The First Anglo-Powhatan War had begun with a truce and a cultural exchange when young Henry Spelman had gone to live with the weroance Parahunt. Now it ended with another truce and cultural exchange. This time, Pocahontas, Parahunt’s half-sister, decided to remain among the English. During the stalemate of 1612–1613, she had converted to Christianity, and in April 1614 the English informed her father that she intended to marry John Rolfe, one of the Sea Venture‘s passengers. Powhatan assented. The English and the Indians did not share many understandings about war, but they both agreed that this marriage could bring peace.
And for a while it did. Although Pocahontas died in England in 1617, and her father a year later, the peace held and the English took advantage by expanding their settlements far beyond Jamestown. After Rolfe introduced a saleable grade of tobacco to the colony, plantations were established up and down the James, while the Indians bided their time. The title of mamanatowick did not immediately transfer to Opechancanough, but as the weroance of the Pamunkey, he controlled the last great stronghold in Tsenacomoco. The English, meanwhile, took Pocahontas’s conversion as a sign that all of the Powhatans were prepared to abandon their traditions; even Opechancanough seemed to flirt with conversion. As Hakluyt had predicted, English “hammerours” had readied the Indians “to our Preachers hands.”
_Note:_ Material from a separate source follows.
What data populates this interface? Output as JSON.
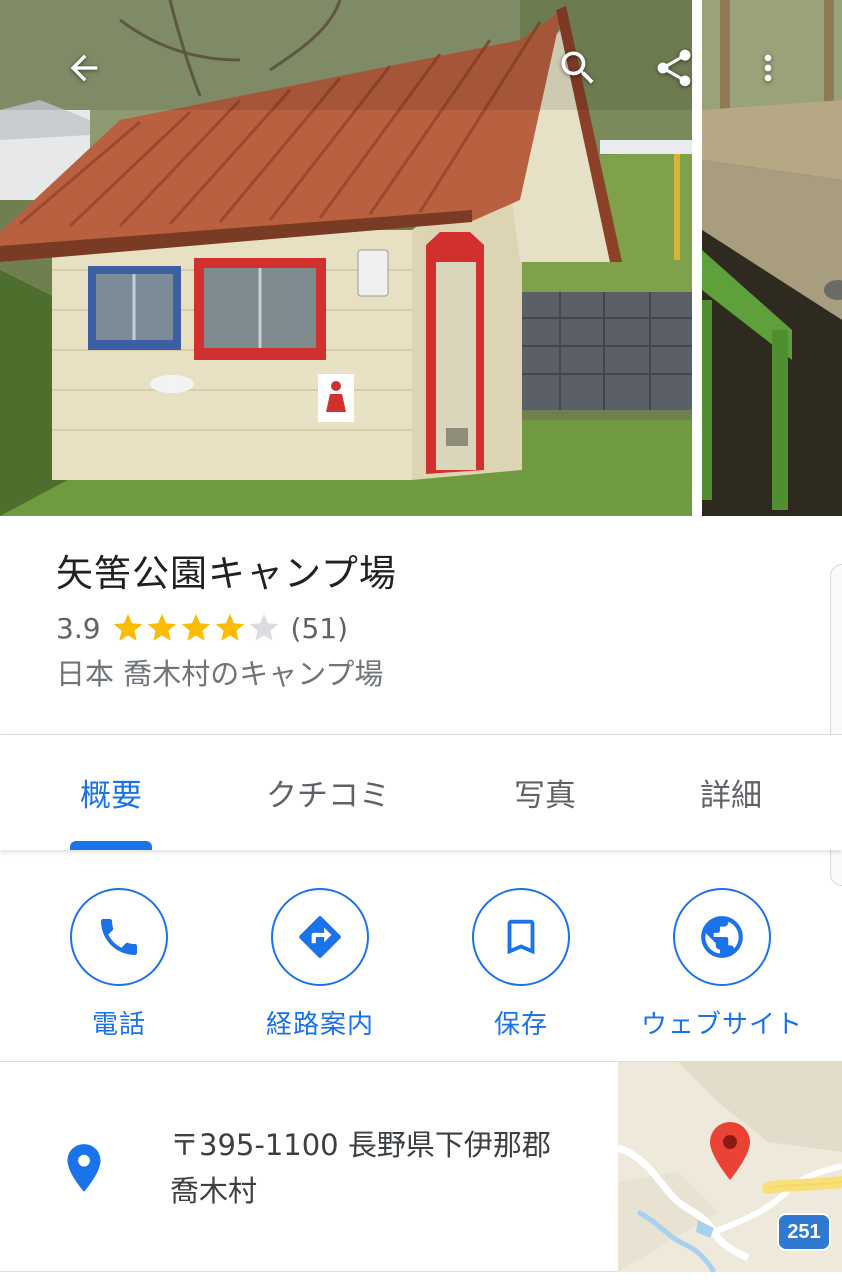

Or so it seemed. On March 22, 1622, Opechancanough’s warriors struck the colony suddenly and without the usual restraint, launching the Second Anglo-Powhatan War (1622–1632).